*Exercise*:
Each line that has the string "sender" must be copied from the records below.

*Record set*:

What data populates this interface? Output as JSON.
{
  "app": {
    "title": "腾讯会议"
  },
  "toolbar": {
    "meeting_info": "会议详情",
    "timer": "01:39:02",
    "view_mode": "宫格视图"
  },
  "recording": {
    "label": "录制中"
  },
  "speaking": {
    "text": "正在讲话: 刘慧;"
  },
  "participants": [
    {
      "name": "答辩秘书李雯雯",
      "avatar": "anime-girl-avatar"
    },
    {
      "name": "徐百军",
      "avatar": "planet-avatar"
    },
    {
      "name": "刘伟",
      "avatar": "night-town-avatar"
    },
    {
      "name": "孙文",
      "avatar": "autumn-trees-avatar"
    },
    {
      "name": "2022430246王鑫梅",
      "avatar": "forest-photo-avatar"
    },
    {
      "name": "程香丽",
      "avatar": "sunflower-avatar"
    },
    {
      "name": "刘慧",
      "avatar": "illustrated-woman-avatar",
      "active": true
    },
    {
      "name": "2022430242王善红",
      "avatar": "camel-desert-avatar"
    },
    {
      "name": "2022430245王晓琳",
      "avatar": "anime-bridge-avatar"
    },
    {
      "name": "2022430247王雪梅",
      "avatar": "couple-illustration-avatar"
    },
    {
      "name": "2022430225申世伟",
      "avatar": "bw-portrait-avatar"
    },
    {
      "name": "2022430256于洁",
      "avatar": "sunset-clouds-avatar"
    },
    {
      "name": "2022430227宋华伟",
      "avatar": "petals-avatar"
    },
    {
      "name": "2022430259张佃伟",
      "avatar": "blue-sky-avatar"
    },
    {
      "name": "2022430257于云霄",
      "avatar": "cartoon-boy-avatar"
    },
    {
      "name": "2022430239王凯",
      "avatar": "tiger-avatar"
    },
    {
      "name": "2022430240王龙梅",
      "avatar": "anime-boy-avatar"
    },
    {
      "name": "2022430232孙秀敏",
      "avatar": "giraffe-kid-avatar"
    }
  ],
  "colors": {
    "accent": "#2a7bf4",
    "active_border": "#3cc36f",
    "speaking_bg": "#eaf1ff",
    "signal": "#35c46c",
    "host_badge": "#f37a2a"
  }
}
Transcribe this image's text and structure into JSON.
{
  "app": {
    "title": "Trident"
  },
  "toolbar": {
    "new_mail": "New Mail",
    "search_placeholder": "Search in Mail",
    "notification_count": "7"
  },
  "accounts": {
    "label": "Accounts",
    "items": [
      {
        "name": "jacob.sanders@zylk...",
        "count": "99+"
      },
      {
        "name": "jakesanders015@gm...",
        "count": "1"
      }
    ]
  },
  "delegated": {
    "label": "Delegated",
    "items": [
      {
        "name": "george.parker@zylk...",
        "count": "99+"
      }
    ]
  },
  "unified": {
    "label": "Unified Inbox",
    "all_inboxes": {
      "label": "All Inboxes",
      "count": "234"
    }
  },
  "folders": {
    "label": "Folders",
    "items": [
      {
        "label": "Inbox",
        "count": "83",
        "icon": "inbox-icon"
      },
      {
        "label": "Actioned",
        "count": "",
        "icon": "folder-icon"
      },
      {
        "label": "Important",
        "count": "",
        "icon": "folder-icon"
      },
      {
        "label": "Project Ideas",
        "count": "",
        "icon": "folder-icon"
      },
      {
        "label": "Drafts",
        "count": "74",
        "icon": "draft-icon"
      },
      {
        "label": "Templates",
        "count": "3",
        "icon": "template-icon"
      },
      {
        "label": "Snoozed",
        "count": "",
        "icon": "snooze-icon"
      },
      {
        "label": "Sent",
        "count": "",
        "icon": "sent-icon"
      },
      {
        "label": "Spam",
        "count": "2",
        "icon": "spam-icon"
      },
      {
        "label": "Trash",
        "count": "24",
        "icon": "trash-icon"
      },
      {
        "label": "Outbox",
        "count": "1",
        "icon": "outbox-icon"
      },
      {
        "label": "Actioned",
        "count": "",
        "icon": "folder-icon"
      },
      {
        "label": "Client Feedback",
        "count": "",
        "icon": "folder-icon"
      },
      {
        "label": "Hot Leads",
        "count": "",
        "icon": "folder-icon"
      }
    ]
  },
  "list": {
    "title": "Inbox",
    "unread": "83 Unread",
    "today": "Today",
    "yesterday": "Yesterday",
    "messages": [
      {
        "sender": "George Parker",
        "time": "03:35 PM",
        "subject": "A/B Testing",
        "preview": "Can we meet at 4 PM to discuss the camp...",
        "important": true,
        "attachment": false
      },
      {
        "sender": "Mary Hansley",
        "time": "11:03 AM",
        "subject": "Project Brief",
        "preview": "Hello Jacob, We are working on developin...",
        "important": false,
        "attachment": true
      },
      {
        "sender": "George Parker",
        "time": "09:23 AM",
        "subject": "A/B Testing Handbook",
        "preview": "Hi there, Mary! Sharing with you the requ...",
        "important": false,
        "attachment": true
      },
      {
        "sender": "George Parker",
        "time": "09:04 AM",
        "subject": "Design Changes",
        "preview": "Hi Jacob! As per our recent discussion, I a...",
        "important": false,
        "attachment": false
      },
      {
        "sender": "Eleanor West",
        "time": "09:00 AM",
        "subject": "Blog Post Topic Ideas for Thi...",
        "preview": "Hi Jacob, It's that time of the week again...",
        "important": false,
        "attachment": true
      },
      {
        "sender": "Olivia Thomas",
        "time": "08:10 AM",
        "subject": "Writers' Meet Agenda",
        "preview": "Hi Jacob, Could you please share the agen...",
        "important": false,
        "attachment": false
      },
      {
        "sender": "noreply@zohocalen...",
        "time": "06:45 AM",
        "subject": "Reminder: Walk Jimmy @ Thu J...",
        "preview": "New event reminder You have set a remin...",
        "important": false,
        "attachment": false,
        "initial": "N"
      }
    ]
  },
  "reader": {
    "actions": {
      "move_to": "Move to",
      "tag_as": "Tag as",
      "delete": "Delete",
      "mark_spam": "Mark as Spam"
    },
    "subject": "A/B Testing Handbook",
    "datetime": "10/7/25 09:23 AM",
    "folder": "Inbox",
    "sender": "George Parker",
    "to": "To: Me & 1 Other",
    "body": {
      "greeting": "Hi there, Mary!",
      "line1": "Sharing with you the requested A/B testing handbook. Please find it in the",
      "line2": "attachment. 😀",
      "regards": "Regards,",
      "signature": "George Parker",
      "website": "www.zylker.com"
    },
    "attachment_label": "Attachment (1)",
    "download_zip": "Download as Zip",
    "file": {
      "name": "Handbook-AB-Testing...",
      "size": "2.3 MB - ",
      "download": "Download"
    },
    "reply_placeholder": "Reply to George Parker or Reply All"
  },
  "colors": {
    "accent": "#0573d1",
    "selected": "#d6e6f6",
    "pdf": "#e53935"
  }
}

*Answer to this problem*:
        "sender": "George Parker",
        "sender": "Mary Hansley",
        "sender": "George Parker",
        "sender": "George Parker",
        "sender": "Eleanor West",
        "sender": "Olivia Thomas",
        "sender": "noreply@zohocalen...",
    "sender": "George Parker",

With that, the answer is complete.